> **What you should do**:
Please filter the entries for the word "last" and copy every line that has it.

--------

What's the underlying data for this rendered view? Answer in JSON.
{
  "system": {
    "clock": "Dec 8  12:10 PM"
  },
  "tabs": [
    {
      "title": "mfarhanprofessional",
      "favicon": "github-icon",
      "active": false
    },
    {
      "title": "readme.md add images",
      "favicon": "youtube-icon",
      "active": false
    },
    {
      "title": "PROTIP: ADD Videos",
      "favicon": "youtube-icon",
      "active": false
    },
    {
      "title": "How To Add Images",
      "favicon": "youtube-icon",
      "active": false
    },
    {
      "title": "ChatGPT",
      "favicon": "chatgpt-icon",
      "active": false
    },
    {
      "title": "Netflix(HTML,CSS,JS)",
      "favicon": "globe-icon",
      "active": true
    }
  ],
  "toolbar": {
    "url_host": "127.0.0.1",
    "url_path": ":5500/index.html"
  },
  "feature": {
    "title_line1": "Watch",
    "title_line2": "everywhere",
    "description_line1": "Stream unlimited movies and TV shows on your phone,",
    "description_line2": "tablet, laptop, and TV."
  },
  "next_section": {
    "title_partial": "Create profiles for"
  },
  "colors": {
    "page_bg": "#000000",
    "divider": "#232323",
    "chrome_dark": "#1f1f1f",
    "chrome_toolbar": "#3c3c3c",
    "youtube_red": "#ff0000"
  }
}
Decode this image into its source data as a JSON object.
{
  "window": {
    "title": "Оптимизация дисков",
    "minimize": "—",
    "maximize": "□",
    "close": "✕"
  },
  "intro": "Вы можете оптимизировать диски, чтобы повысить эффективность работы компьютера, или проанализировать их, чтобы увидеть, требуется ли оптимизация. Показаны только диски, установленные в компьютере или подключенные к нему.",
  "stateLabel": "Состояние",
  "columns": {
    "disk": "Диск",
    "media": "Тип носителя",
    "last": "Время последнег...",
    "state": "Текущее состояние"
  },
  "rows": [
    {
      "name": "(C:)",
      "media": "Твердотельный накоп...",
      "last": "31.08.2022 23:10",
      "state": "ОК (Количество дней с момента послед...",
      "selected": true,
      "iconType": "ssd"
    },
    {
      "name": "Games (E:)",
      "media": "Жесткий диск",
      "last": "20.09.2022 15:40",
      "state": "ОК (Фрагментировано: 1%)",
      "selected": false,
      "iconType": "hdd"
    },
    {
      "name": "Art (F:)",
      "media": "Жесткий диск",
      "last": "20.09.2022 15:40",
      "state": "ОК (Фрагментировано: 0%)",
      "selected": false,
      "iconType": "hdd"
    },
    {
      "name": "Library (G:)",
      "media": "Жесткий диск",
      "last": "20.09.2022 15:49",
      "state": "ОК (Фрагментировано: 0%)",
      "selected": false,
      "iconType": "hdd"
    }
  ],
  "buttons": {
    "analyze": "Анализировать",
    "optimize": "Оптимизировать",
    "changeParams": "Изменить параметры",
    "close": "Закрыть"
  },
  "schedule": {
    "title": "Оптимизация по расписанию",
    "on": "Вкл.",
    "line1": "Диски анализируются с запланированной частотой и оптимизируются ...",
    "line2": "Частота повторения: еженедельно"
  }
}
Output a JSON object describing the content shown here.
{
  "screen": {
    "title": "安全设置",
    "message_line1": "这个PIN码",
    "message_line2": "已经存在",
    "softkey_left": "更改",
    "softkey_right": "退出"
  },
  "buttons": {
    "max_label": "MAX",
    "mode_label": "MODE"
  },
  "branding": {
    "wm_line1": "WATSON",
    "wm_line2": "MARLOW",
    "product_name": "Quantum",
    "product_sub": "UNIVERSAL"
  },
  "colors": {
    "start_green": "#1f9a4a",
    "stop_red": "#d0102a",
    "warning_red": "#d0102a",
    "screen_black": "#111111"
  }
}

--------

> **Written answer**:
    "last": "Время последнег...",
      "last": "31.08.2022 23:10",
      "last": "20.09.2022 15:40",
      "last": "20.09.2022 15:40",
      "last": "20.09.2022 15:49",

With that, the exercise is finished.